■ Goal of the exercise
How many lines of the data include the string "SCALE"? State that number alone.

[Records for processing — start]

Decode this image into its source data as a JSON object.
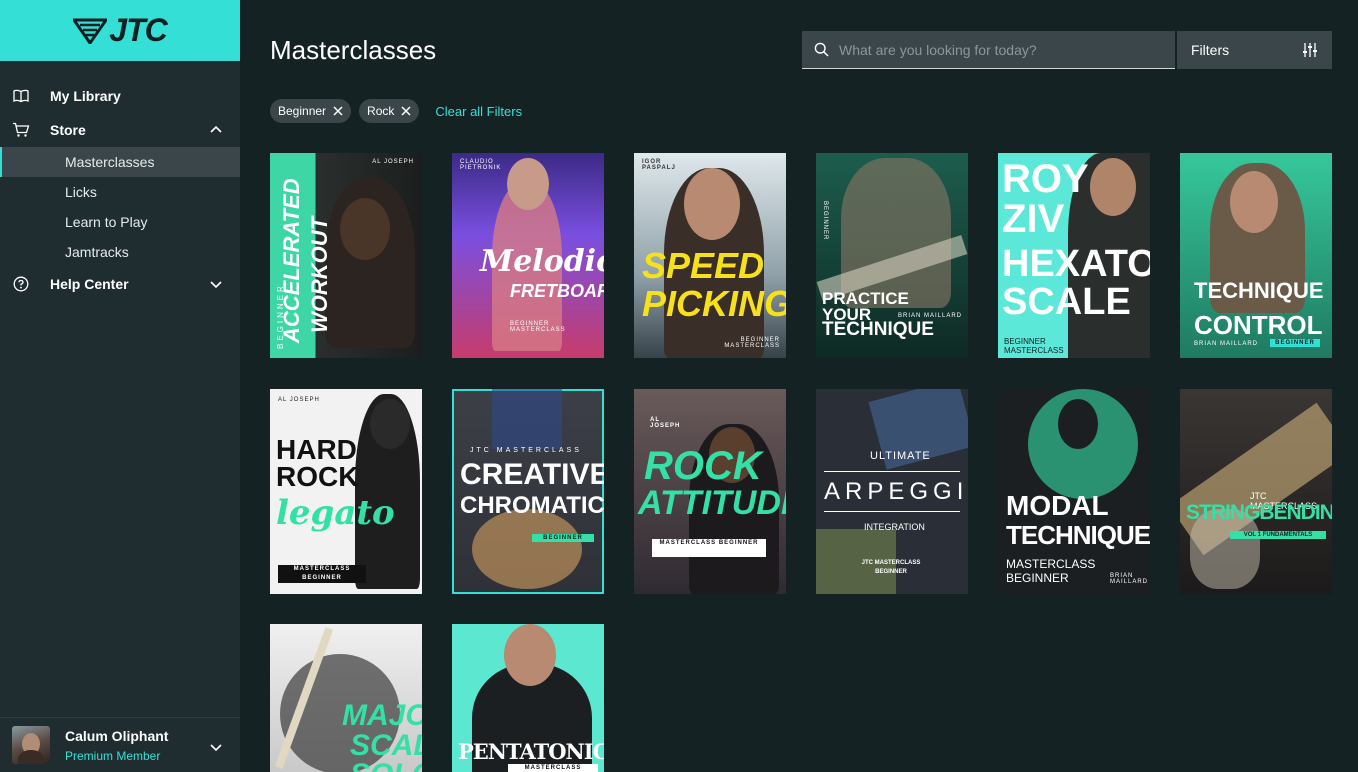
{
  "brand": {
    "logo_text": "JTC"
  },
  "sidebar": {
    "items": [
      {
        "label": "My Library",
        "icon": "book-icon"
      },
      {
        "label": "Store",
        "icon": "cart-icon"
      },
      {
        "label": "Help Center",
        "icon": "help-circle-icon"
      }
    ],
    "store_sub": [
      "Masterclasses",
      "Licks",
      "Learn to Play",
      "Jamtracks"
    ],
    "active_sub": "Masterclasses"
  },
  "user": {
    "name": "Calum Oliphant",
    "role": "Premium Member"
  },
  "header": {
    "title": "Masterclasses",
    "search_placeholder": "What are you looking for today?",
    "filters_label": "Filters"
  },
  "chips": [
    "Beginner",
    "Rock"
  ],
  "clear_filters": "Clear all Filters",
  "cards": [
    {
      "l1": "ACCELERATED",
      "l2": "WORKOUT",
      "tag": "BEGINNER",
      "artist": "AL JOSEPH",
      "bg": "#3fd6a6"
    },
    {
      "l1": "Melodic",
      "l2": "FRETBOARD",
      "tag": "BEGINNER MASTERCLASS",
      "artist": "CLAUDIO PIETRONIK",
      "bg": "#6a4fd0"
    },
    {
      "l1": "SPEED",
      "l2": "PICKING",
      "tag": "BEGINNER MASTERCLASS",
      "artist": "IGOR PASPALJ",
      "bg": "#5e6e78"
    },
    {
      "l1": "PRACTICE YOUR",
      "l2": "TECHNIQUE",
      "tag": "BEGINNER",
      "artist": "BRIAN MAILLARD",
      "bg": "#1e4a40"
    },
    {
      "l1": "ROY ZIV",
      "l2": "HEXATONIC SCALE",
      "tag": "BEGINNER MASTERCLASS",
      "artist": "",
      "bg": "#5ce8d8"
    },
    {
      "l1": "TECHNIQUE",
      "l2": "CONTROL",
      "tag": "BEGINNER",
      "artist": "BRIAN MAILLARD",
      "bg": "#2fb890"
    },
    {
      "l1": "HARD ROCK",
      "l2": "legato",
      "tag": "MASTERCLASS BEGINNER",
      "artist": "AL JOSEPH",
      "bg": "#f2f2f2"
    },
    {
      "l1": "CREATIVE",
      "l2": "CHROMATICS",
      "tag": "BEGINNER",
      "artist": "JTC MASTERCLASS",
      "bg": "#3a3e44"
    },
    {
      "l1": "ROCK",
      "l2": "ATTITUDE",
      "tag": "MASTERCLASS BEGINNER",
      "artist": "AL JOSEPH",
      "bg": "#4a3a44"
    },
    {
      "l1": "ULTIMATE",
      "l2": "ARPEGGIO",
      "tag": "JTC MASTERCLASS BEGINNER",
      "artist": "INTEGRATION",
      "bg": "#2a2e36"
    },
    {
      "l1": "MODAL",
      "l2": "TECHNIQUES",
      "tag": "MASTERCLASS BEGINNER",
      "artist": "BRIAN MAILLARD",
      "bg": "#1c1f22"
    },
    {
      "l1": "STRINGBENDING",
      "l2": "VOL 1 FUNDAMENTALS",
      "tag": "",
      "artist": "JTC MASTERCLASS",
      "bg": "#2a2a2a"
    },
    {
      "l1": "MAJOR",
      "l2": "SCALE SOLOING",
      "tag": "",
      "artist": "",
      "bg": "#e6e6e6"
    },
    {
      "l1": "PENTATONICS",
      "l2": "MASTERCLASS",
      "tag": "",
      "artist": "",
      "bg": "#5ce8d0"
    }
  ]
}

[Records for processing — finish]

■ Your response
2